If you, like me, feel this blog has been rather lonely since the 30 Deeds event, I’ve got good news! I was recently hired as the Director of Outreach and Communications for Quest and will be updating this blog regularly. To get off on the right foot, I want to explain the background surrounding why I’m in this position.

(Get ready, because you’re about to read some COOL handiwork à la God!)

The scene is set. It’s early 2011 and my family has attended Quest for about a year. Slowly but surely, however, I begin noticing I’m not fulfilled. I’m not alive for Christ.

We stop attending Quest and begin searching for a church that will provide instant satisfaction. My view of my relationship with Jesus is very self-centered. I want to have my own personal relationship with Christ without worrying about anyone else. I am looking for a church that will suddenly fulfill me. I am walking into church on Sundays expecting to hear something that will instantly connect me to God and inspire me to hand Him the reigns. I’m taking the approach to my faith that today’s society takes with nearly every aspect of life: give me the drive-thru version, folks, I need it all now!

Spring of 2011 has me bummed. The oasis in the desert just isn’t appearing! No Sunday sermon is hitting me like a ton of bricks. No pastor is magically smacking any sense into my head. I’m not finding a church that has me excitedly rising at 5am to spend time with my Bible.

Fast forward to June 2011. Still on our search for the perfect church, we aren’t yet back to attending Quest on Sundays, but we stay in contact with our friends there.

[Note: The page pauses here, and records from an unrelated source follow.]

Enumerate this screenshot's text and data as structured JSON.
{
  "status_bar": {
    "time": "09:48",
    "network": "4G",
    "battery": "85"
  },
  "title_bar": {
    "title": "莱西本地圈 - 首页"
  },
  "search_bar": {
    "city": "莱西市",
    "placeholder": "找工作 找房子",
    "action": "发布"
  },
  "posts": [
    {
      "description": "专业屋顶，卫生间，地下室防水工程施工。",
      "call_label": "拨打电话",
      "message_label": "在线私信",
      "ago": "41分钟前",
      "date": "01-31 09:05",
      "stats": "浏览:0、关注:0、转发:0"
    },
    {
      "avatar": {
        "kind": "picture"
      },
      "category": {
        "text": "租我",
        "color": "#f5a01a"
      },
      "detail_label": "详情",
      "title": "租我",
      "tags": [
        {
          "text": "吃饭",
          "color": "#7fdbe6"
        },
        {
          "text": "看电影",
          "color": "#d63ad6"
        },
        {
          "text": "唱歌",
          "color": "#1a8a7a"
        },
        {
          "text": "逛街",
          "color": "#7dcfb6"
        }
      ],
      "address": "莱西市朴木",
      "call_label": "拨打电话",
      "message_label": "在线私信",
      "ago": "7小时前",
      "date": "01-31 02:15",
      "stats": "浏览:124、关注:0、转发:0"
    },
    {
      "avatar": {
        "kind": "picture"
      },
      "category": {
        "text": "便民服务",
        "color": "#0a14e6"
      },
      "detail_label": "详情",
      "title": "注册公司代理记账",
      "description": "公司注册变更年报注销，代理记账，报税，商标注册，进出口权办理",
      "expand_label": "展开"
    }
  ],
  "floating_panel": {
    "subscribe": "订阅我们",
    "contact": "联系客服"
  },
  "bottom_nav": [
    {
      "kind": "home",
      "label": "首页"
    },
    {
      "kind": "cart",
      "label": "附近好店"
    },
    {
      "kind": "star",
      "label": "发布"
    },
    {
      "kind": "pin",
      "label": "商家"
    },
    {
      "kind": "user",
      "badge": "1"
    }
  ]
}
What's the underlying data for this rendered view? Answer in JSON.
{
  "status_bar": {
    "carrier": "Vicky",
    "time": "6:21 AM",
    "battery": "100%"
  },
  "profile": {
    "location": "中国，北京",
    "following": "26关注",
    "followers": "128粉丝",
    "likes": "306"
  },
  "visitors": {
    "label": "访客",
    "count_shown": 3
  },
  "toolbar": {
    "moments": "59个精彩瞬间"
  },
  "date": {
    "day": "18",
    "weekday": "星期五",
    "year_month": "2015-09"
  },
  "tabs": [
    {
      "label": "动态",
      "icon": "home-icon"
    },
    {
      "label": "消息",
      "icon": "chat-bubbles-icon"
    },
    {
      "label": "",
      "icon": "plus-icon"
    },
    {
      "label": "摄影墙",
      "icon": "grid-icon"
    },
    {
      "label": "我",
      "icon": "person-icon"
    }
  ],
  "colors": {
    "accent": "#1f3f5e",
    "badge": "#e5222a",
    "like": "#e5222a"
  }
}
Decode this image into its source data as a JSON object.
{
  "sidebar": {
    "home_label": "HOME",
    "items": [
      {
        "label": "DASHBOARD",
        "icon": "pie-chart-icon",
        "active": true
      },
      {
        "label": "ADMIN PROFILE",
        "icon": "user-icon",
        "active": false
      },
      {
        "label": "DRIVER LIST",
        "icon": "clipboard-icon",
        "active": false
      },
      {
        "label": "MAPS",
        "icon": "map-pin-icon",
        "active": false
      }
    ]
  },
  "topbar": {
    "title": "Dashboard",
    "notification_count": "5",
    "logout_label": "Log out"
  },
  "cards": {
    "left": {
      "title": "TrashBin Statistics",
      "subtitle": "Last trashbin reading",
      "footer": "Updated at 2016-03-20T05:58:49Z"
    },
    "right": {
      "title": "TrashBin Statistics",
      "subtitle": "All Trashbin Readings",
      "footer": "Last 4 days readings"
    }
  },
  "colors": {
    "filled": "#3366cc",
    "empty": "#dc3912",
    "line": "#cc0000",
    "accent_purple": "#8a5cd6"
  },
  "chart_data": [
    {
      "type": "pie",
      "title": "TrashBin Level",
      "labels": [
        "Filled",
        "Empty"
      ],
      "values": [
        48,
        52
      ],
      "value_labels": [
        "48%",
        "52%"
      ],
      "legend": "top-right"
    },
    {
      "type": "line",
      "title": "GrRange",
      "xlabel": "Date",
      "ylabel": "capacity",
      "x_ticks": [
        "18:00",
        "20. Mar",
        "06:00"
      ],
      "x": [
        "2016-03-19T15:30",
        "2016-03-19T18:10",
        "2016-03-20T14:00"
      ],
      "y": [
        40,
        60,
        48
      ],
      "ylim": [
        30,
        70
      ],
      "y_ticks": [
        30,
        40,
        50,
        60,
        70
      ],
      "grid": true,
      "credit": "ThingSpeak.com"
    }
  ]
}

We start hosting a weekly Quest Bible study at our house and here’s where God starts moving in a way I finally get.

Through the weekly study, I have an epiphany.

Guess what? Faith isn’t about ME! It isn’t even just about God and me!

Faith is about God, me and others.

If I want to feel fulfilled, I need to bring God to those around me. If I want to be close to Jesus, I need to be His face to the world.

Instead of personally growing close to Jesus for the end result of Heaven when I die, I can aid others in growing close to Him for the result of Heaven now!  Right here on Earth! Why wait?!

Are you following me?

Faith is a call to action.

What better way to be close to God than to be His very own hands and feet to the world? What better way to experience happiness, fulfillment, growth and purpose than to create Heaven on Earth. Today.

This, friends, is what Quest is all about. What matters is that Jesus died for everyone so He could be life for everyone. The rest is details.

I’ll say it again, He died for everyone and the rest. is. details.

Jesus was sent to reconcile a lost world to God, and He calls us to do the same. God loves all people and we know what a difference Jesus can make in lives. For this reason, we seek to reach out to those around us and share the unconditional love of Jesus Christ.

Quest’s purpose is to do the work of Jesus, creating Heaven on Earth so that every person we meet may grow closer to the God so very much in love with all of us.

What a challenge. What inspiration. What fulfillment.

After realizing that faith is about bringing Jesus to others, I wake up with nothing but Quest on my mind. I send a vague email to a friend and she casually mentions that the church is looking for an outreach minister.

“Outreach minister?” I think aloud, “I don’t even know what that is. WHY do I feel like I’m supposed to have the job?!”

Next thing I know, I’m interviewing and accepting the role as Director of Outreach and Communications. Talk about hitting me like a ton of bricks, smacking sense into my head, and waking me up excitedly at 5am!

I’m answering a call. I’m working to create Heaven on Earth. I’m a part of Quest and we just so happen to be on a quest. Our purpose is to be God’s hands working to fulfill God’s mission. We are the face of Jesus in our community and we will meet you wherever you are on life’s journey.

If you listen to the song that’s playing now (Sanctus Real’s “Whatever You’re Doing”), there’s a line that perfectly sums up what’s going on :

Whatever you’re doing inside of me

It feels like chaos, but I believe

You’re up to something bigger than me-

Larger than life. Something Heavenly.